Feb. 11, 2014
Amid a growing clamor for change, the New York State Board of Regents adopted several measures meant to improve the implementation of the Common Core Learning Standards at its meetings Feb. 10-11. Gov. Andrew Cuomo responded with a call for any changes to await legislative recommendations from his recently appointed Common Core panel.
Berne-Knox-Westerlo and others across the state are now beginning the process of understanding what this means for students and educators.
A Regents work group report, initially presented to the Board of Regents P-12 Education and Higher Education Committees, made a variety of recommendations on Common Core implementation. Those recommendations included providing more funding for instructional development and resources related to the Common Core, delaying the phase-in for Common Core-aligned Regents exams, reducing field testing, providing more testing and curriculum options for students with disabilities and English language learners, capping testing time, and a variety of other measures. Click here to view the full report [PDF].
The Board of Regents adopted the full report, with one exception. It plans to invite further public comment and review before acting on a measure related to the termination of teachers based on ineffective evaluations.
Under the changes that were made, the class of 2022 – not the class of 2017 – will be the first class to face new higher graduation requirements based on the Common Core Regents exams. This means the full phase in of these new exams will occur 12 years after the standards were adopted in 2010. The Regents also passed new measures meant to change how local testing is used to inform teacher and principal evaluations. This includes eliminating local traditional standardized tests used to inform teacher evaluations for grades K-2, and capping the instructional time that can be used for local assessments used to inform teacher evaluations at one percent.
“We’ve heard the concerns expressed at the hearings and forums, and we regret that the urgency of our work, and the unevenness of implementation, have caused frustration and anxiety for some of our educators, students, and their families. This report is designed to make significant and timely changes to improve our shared goal of implementing the Common Core,” Board of Regents Chancellor Merryl H. Tisch said in a news release.
The governor issued a formal statement in response to the report. In it, he praised the Common Core, but criticized its implementation in New York.
“I have created a commission to thoroughly examine how we can address these issues. The commission has started its work and we should await their recommendations so that we can find a legislative solution this session to solve these problems,” said Cuomo.

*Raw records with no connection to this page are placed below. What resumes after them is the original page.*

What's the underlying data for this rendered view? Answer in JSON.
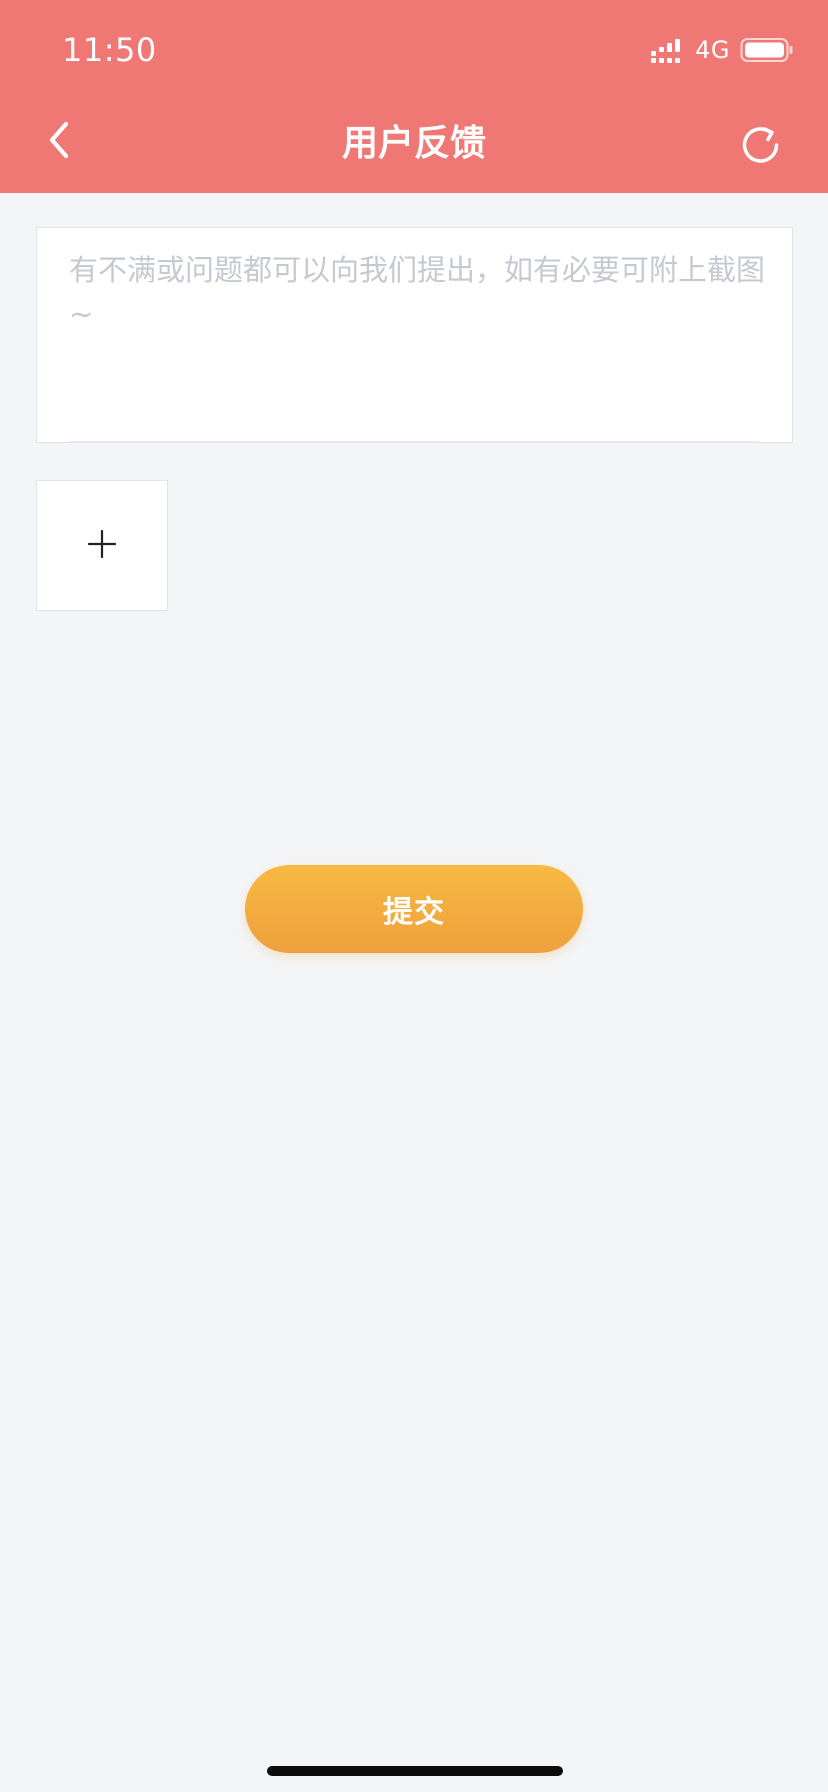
{
  "status_bar": {
    "time": "11:50",
    "network": "4G",
    "icons": [
      "signal-icon",
      "battery-icon"
    ]
  },
  "nav": {
    "title": "用户反馈",
    "back_icon": "chevron-left-icon",
    "refresh_icon": "refresh-icon"
  },
  "feedback": {
    "placeholder": "有不满或问题都可以向我们提出，如有必要可附上截图~",
    "value": ""
  },
  "upload": {
    "icon": "plus-icon"
  },
  "actions": {
    "submit_label": "提交"
  },
  "colors": {
    "header_bg": "#ef7774",
    "page_bg": "#f4f5f7",
    "button_gradient_top": "#f6ba43",
    "button_gradient_bottom": "#efa03d",
    "placeholder": "#c6c9cf"
  }
}
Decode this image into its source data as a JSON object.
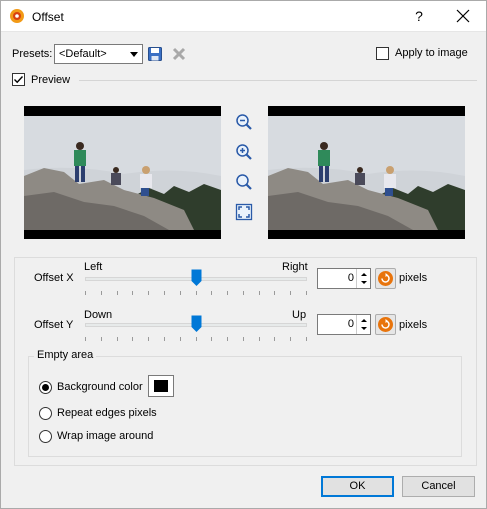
{
  "window": {
    "title": "Offset",
    "help_label": "?"
  },
  "presets": {
    "label": "Presets:",
    "selected": "<Default>"
  },
  "apply_to_image": {
    "label": "Apply to image",
    "checked": false
  },
  "preview": {
    "label": "Preview",
    "checked": true
  },
  "offset_x": {
    "label": "Offset X",
    "min_label": "Left",
    "max_label": "Right",
    "value": "0",
    "unit": "pixels",
    "slider_fraction": 0.5
  },
  "offset_y": {
    "label": "Offset Y",
    "min_label": "Down",
    "max_label": "Up",
    "value": "0",
    "unit": "pixels",
    "slider_fraction": 0.5
  },
  "empty_area": {
    "title": "Empty area",
    "options": [
      {
        "label": "Background color",
        "selected": true
      },
      {
        "label": "Repeat edges pixels",
        "selected": false
      },
      {
        "label": "Wrap image around",
        "selected": false
      }
    ],
    "background_color": "#000000"
  },
  "buttons": {
    "ok": "OK",
    "cancel": "Cancel"
  },
  "colors": {
    "accent": "#0078d7",
    "reset_icon": "#e8740c"
  }
}
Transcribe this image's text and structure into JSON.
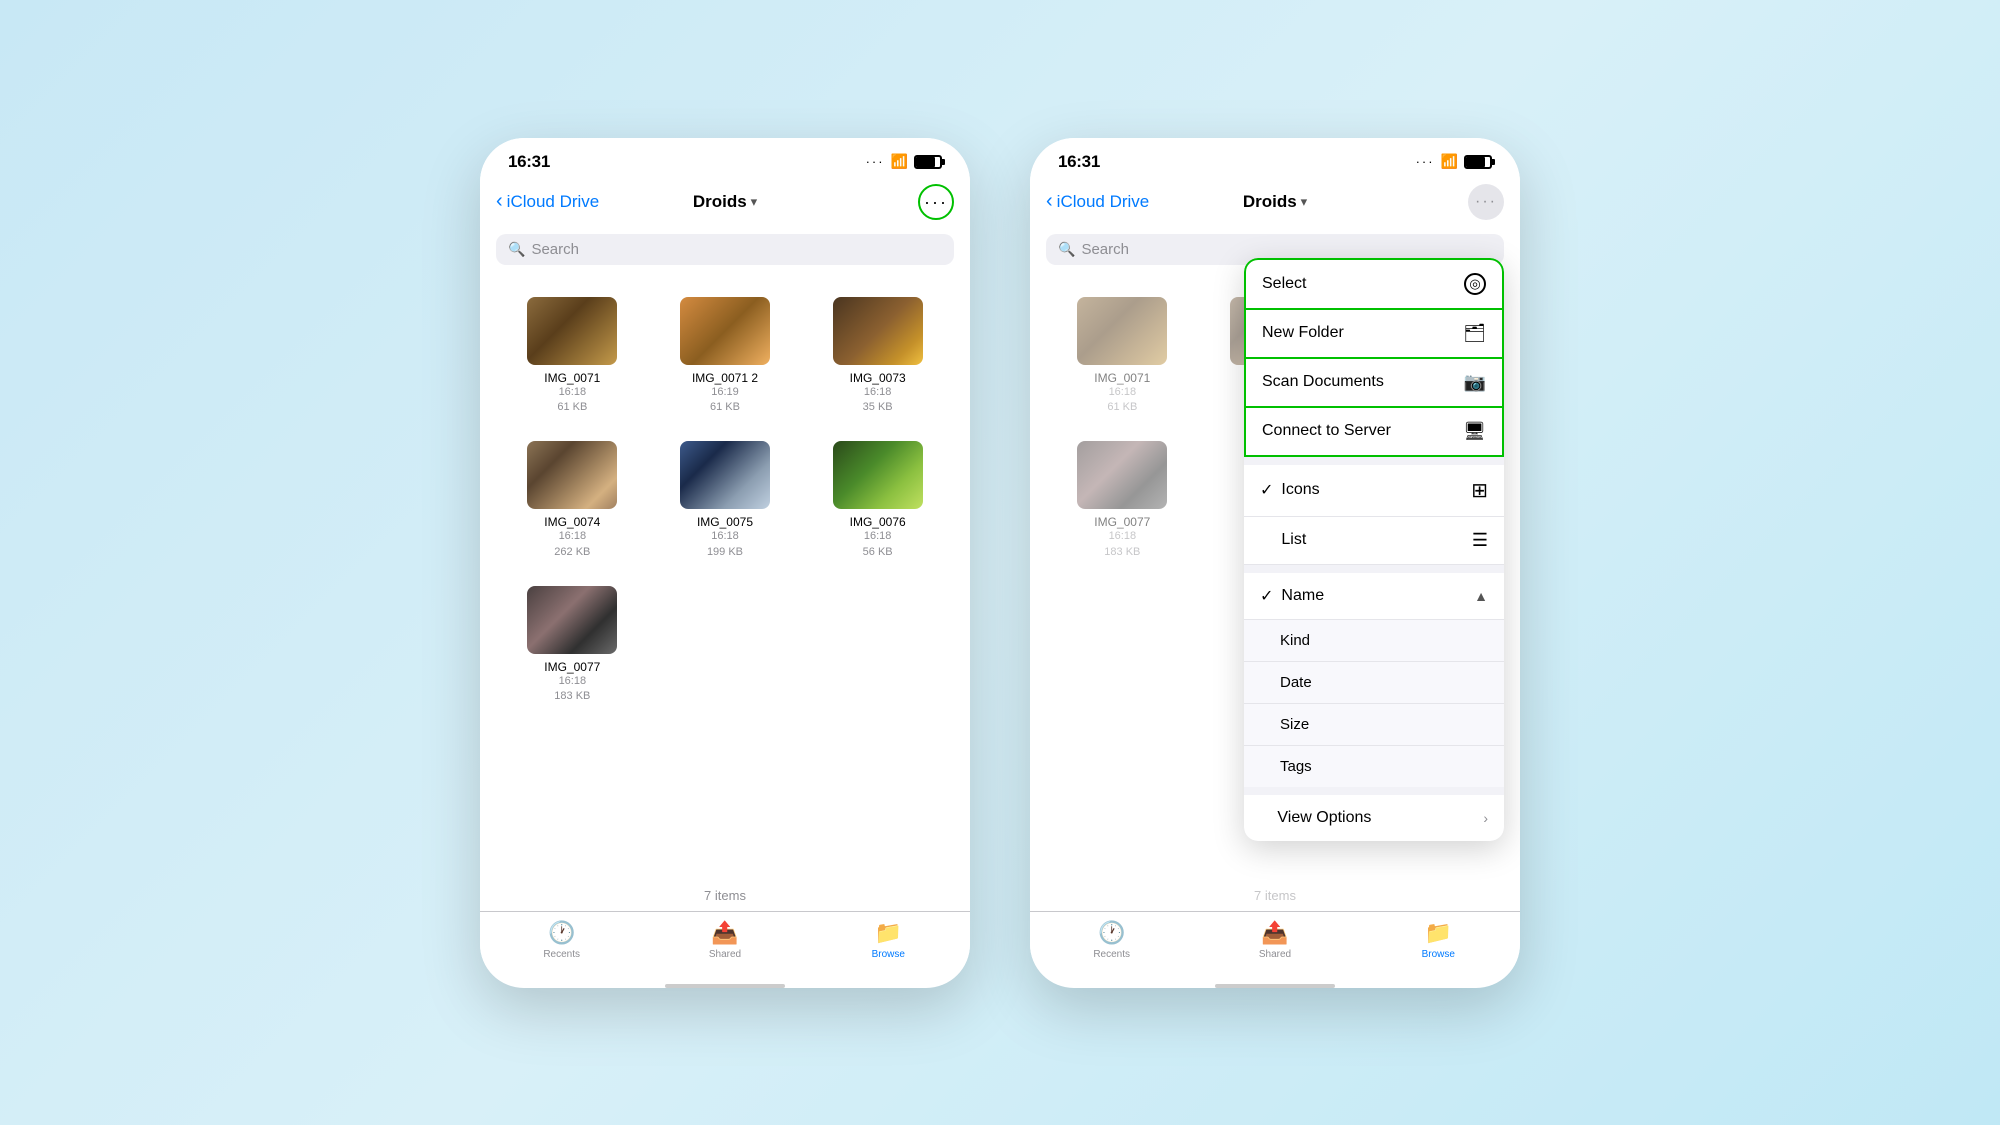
{
  "left_phone": {
    "status": {
      "time": "16:31",
      "dots": "···",
      "wifi": "📶",
      "battery_level": 80
    },
    "nav": {
      "back_label": "iCloud Drive",
      "title": "Droids",
      "title_chevron": "▾",
      "ellipsis_label": "···"
    },
    "search": {
      "placeholder": "Search"
    },
    "files": [
      {
        "name": "IMG_0071",
        "time": "16:18",
        "size": "61 KB",
        "thumb_class": "thumb-0071"
      },
      {
        "name": "IMG_0071 2",
        "time": "16:19",
        "size": "61 KB",
        "thumb_class": "thumb-0071-2"
      },
      {
        "name": "IMG_0073",
        "time": "16:18",
        "size": "35 KB",
        "thumb_class": "thumb-0073"
      },
      {
        "name": "IMG_0074",
        "time": "16:18",
        "size": "262 KB",
        "thumb_class": "thumb-0074"
      },
      {
        "name": "IMG_0075",
        "time": "16:18",
        "size": "199 KB",
        "thumb_class": "thumb-0075"
      },
      {
        "name": "IMG_0076",
        "time": "16:18",
        "size": "56 KB",
        "thumb_class": "thumb-0076"
      },
      {
        "name": "IMG_0077",
        "time": "16:18",
        "size": "183 KB",
        "thumb_class": "thumb-0077"
      }
    ],
    "item_count": "7 items",
    "tabs": [
      {
        "icon": "🕐",
        "label": "Recents",
        "active": false
      },
      {
        "icon": "📤",
        "label": "Shared",
        "active": false
      },
      {
        "icon": "📁",
        "label": "Browse",
        "active": true
      }
    ]
  },
  "right_phone": {
    "status": {
      "time": "16:31",
      "dots": "···",
      "wifi": "📶",
      "battery_level": 80
    },
    "nav": {
      "back_label": "iCloud Drive",
      "title": "Droids",
      "title_chevron": "▾",
      "ellipsis_label": "···"
    },
    "search": {
      "placeholder": "Search"
    },
    "dropdown": {
      "items": [
        {
          "id": "select",
          "label": "Select",
          "icon": "◎",
          "highlighted": true,
          "check": ""
        },
        {
          "id": "new-folder",
          "label": "New Folder",
          "icon": "🗂",
          "highlighted": false,
          "check": ""
        },
        {
          "id": "scan-documents",
          "label": "Scan Documents",
          "icon": "📷",
          "highlighted": false,
          "check": ""
        },
        {
          "id": "connect-server",
          "label": "Connect to Server",
          "icon": "🖥",
          "highlighted": false,
          "check": ""
        }
      ],
      "view_section": [
        {
          "id": "icons",
          "label": "Icons",
          "icon": "⊞",
          "check": "✓",
          "active": true
        },
        {
          "id": "list",
          "label": "List",
          "icon": "☰",
          "check": "",
          "active": false
        }
      ],
      "sort_section": {
        "label": "Name",
        "check": "✓",
        "chevron": "▲",
        "sub_items": [
          {
            "id": "kind",
            "label": "Kind"
          },
          {
            "id": "date",
            "label": "Date"
          },
          {
            "id": "size",
            "label": "Size"
          },
          {
            "id": "tags",
            "label": "Tags"
          }
        ]
      },
      "view_options": {
        "label": "View Options",
        "chevron": "›"
      }
    },
    "visible_files": [
      {
        "name": "IMG_0071",
        "time": "16:18",
        "size": "61 KB",
        "thumb_class": "thumb-0071"
      },
      {
        "name": "IMG_0074",
        "time": "16:18",
        "size": "262 KB",
        "thumb_class": "thumb-0074"
      },
      {
        "name": "IMG_0077",
        "time": "16:18",
        "size": "183 KB",
        "thumb_class": "thumb-0077"
      }
    ],
    "item_count": "7 items",
    "tabs": [
      {
        "icon": "🕐",
        "label": "Recents",
        "active": false
      },
      {
        "icon": "📤",
        "label": "Shared",
        "active": false
      },
      {
        "icon": "📁",
        "label": "Browse",
        "active": true
      }
    ]
  }
}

BKW school leaders will update parents, students and teachers affected by these measures as more is learned about what they mean locally and when they might officially take effect.